Clemson Extension Director Tom Dobbins, himself a 4-H alumnus, addresses the 2019 State 4-H Congress.

2019 winners are Ian Adams of Charleston County, Garrett Ulmer of Colleton County, Morgan Marlett of Laurens County and Allie Trotter of Saluda County.

Four students were chosen to represent South Carolina at National 4-H Congress. They are Marie Elizabeth Grant of Anderson County, Cordell Rush of Saluda County, Charis Grabbe of Lancaster County and Isabella Birket of Kershaw County.

South Carolina 4-H state winners recognized for outstanding achievements in 4-H projects and activities are Arizona Bowers and Marie Elizabeth Grant of Anderson County, Jordan Snipes of Florence County, Katherine Ryan of Hampton County, Isabella Birket of Keshaw County, Charis Grabbe of Lancaster County, Julia Kerber of Laurens County, Loni McKenzie and Sianna Smith of Lexington County and Katelyn McCarter of York County.

Katie Glenn of Chester County received the Spirit of 4-H award, which recognizes a 4-H member’s commitment to the 4-H pledge: “I pledge my head to clearer thinking, my heart to greater loyalty, my hands to larger service, and my health to better living, for my club, my community, my country, and my world.”

Recognizing that essential role of volunteers providing the 4-H experience, the Glen Krohn Volunteer Award was bestowed to Bernie Till of Orangeburg County and Debbie Chapman of Florence County.

The youth development arm of the Clemson Cooperative Extension Service, South Carolina 4-H has more than 100,000 young participants from across the state.

In addition to traditional agriculture and animal projects, 4-H offers concentrations in Healthy Lifestyles, Leadership and Citizenship, Personal Development, Natural Resources and Science, Engineering and Technology.
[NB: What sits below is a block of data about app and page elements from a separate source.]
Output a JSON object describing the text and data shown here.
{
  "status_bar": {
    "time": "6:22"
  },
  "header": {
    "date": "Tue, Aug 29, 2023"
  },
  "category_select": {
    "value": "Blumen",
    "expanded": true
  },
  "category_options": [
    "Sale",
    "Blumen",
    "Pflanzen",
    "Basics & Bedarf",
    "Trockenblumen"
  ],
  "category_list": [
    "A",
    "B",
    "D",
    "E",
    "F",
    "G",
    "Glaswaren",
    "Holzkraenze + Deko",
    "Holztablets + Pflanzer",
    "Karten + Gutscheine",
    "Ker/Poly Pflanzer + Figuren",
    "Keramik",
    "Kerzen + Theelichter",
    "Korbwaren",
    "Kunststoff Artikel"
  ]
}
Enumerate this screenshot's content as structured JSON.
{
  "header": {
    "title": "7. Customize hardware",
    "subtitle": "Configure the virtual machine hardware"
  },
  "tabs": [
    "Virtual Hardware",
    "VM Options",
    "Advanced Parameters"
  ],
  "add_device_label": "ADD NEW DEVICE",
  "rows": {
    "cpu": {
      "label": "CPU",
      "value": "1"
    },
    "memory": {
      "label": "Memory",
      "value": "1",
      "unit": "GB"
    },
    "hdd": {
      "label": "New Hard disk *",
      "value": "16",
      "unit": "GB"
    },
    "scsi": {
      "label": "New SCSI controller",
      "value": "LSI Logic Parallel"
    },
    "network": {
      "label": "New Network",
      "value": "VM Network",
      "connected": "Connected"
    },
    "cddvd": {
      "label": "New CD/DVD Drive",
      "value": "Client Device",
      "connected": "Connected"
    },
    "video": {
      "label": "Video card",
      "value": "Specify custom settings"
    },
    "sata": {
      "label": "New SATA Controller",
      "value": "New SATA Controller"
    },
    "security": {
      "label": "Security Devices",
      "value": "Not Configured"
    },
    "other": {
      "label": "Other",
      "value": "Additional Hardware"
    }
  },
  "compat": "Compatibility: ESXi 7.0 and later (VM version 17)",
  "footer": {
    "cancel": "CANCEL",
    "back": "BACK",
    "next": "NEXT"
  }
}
A partnership with the United States military enables special outreach to the children and youth of families that are impacted by global contingency operations, with special emphasis on the children and youth of National Guard and Reserve solders.

Want to Discuss?

Get in touch and we will connect you with the author or another expert.

Or email us at

    This form is protected by reCAPTCHA and the Google Privacy Policy and Terms of Service apply.